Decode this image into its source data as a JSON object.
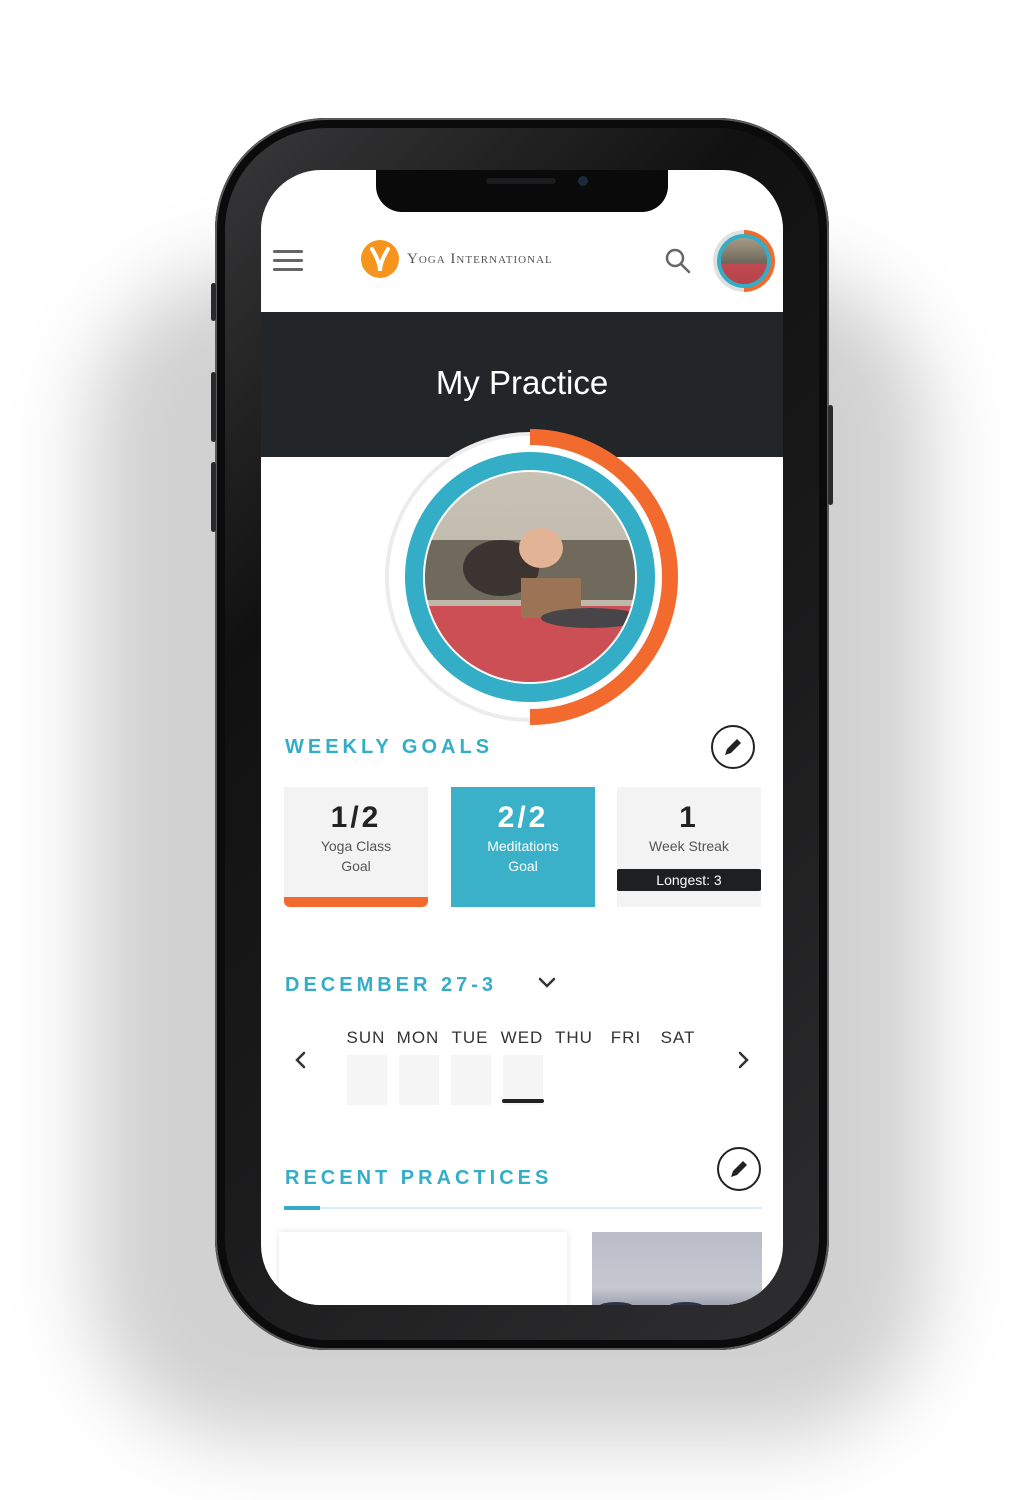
{
  "app": {
    "brand_name": "Yoga International",
    "page_title": "My Practice"
  },
  "colors": {
    "accent_teal": "#33aec6",
    "accent_orange": "#f26a2e",
    "header_dark": "#222629",
    "brand_orange": "#f7941d"
  },
  "icons": {
    "menu": "hamburger-icon",
    "search": "search-icon",
    "edit": "pencil-icon",
    "chevron_down": "chevron-down-icon",
    "prev": "chevron-left-icon",
    "next": "chevron-right-icon"
  },
  "progress": {
    "fraction": 0.5
  },
  "weekly_goals": {
    "heading": "WEEKLY GOALS",
    "cards": [
      {
        "value": "1/2",
        "label_line1": "Yoga Class",
        "label_line2": "Goal",
        "progress": 0.5
      },
      {
        "value": "2/2",
        "label_line1": "Meditations",
        "label_line2": "Goal",
        "progress": 1.0
      },
      {
        "value": "1",
        "label_line1": "Week Streak",
        "badge": "Longest: 3"
      }
    ]
  },
  "week": {
    "range_label": "DECEMBER 27-3",
    "days": [
      "SUN",
      "MON",
      "TUE",
      "WED",
      "THU",
      "FRI",
      "SAT"
    ],
    "today_index": 3
  },
  "recent_practices": {
    "heading": "RECENT PRACTICES"
  }
}
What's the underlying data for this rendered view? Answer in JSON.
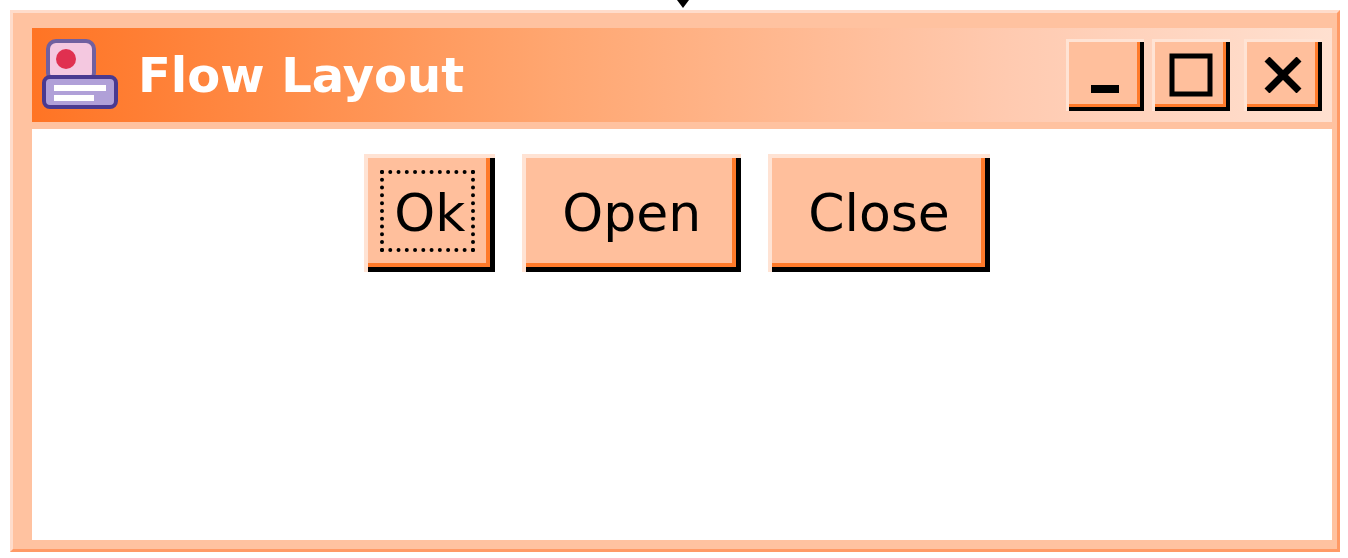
{
  "window": {
    "title": "Flow Layout"
  },
  "buttons": [
    {
      "label": "Ok",
      "focused": true
    },
    {
      "label": "Open",
      "focused": false
    },
    {
      "label": "Close",
      "focused": false
    }
  ]
}
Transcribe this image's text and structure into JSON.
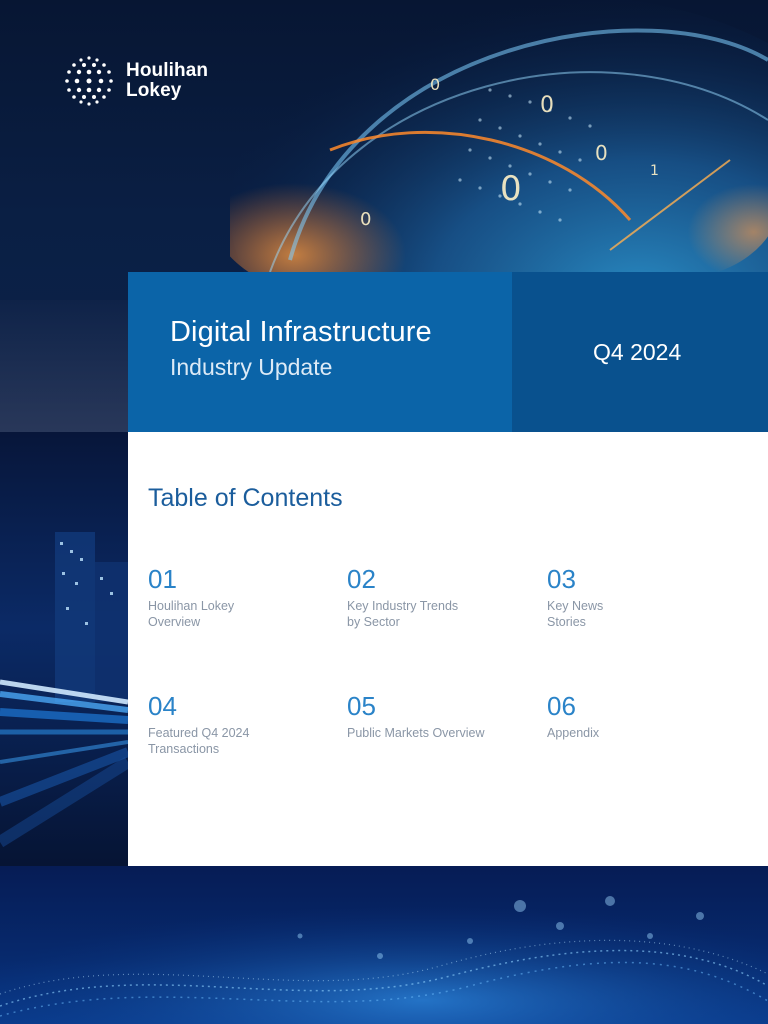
{
  "brand": {
    "name_line1": "Houlihan",
    "name_line2": "Lokey"
  },
  "report": {
    "title": "Digital Infrastructure",
    "subtitle": "Industry Update",
    "period": "Q4 2024"
  },
  "toc": {
    "heading": "Table of Contents",
    "items": [
      {
        "number": "01",
        "label": "Houlihan Lokey\nOverview"
      },
      {
        "number": "02",
        "label": "Key Industry Trends\nby Sector"
      },
      {
        "number": "03",
        "label": "Key News\nStories"
      },
      {
        "number": "04",
        "label": "Featured Q4 2024\nTransactions"
      },
      {
        "number": "05",
        "label": "Public Markets Overview"
      },
      {
        "number": "06",
        "label": "Appendix"
      }
    ]
  },
  "colors": {
    "title_band": "#0b64a8",
    "period_band": "#09518e",
    "toc_heading": "#1b5d9c",
    "toc_number": "#2a83c8",
    "toc_label": "#8a96a6",
    "page_dark": "#081a3a"
  }
}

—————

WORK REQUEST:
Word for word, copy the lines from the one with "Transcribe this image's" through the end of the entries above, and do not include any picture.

SOLUTION TO THE PROBLEM:
Transcribe this image's text and structure into JSON.
{
  "brand": {
    "name_line1": "Houlihan",
    "name_line2": "Lokey"
  },
  "report": {
    "title": "Digital Infrastructure",
    "subtitle": "Industry Update",
    "period": "Q4 2024"
  },
  "toc": {
    "heading": "Table of Contents",
    "items": [
      {
        "number": "01",
        "label": "Houlihan Lokey\nOverview"
      },
      {
        "number": "02",
        "label": "Key Industry Trends\nby Sector"
      },
      {
        "number": "03",
        "label": "Key News\nStories"
      },
      {
        "number": "04",
        "label": "Featured Q4 2024\nTransactions"
      },
      {
        "number": "05",
        "label": "Public Markets Overview"
      },
      {
        "number": "06",
        "label": "Appendix"
      }
    ]
  },
  "colors": {
    "title_band": "#0b64a8",
    "period_band": "#09518e",
    "toc_heading": "#1b5d9c",
    "toc_number": "#2a83c8",
    "toc_label": "#8a96a6",
    "page_dark": "#081a3a"
  }
}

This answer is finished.